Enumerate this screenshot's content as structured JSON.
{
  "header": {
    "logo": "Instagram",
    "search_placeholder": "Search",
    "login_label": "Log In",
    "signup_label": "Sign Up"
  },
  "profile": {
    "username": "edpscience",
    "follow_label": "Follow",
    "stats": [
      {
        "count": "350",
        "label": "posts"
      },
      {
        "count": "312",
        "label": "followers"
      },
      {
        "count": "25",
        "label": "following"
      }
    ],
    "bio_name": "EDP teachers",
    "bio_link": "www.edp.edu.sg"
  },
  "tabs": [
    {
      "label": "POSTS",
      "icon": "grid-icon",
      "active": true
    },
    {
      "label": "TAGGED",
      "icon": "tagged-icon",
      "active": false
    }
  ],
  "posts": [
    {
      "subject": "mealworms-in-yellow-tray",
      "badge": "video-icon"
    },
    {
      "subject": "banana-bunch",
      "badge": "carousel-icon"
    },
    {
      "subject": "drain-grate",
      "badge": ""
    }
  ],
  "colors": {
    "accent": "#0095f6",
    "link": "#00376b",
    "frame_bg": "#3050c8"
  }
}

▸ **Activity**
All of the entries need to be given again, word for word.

▸ **Written answer**
Enumerate this screenshot's content as structured JSON.
{
  "header": {
    "logo": "Instagram",
    "search_placeholder": "Search",
    "login_label": "Log In",
    "signup_label": "Sign Up"
  },
  "profile": {
    "username": "edpscience",
    "follow_label": "Follow",
    "stats": [
      {
        "count": "350",
        "label": "posts"
      },
      {
        "count": "312",
        "label": "followers"
      },
      {
        "count": "25",
        "label": "following"
      }
    ],
    "bio_name": "EDP teachers",
    "bio_link": "www.edp.edu.sg"
  },
  "tabs": [
    {
      "label": "POSTS",
      "icon": "grid-icon",
      "active": true
    },
    {
      "label": "TAGGED",
      "icon": "tagged-icon",
      "active": false
    }
  ],
  "posts": [
    {
      "subject": "mealworms-in-yellow-tray",
      "badge": "video-icon"
    },
    {
      "subject": "banana-bunch",
      "badge": "carousel-icon"
    },
    {
      "subject": "drain-grate",
      "badge": ""
    }
  ],
  "colors": {
    "accent": "#0095f6",
    "link": "#00376b",
    "frame_bg": "#3050c8"
  }
}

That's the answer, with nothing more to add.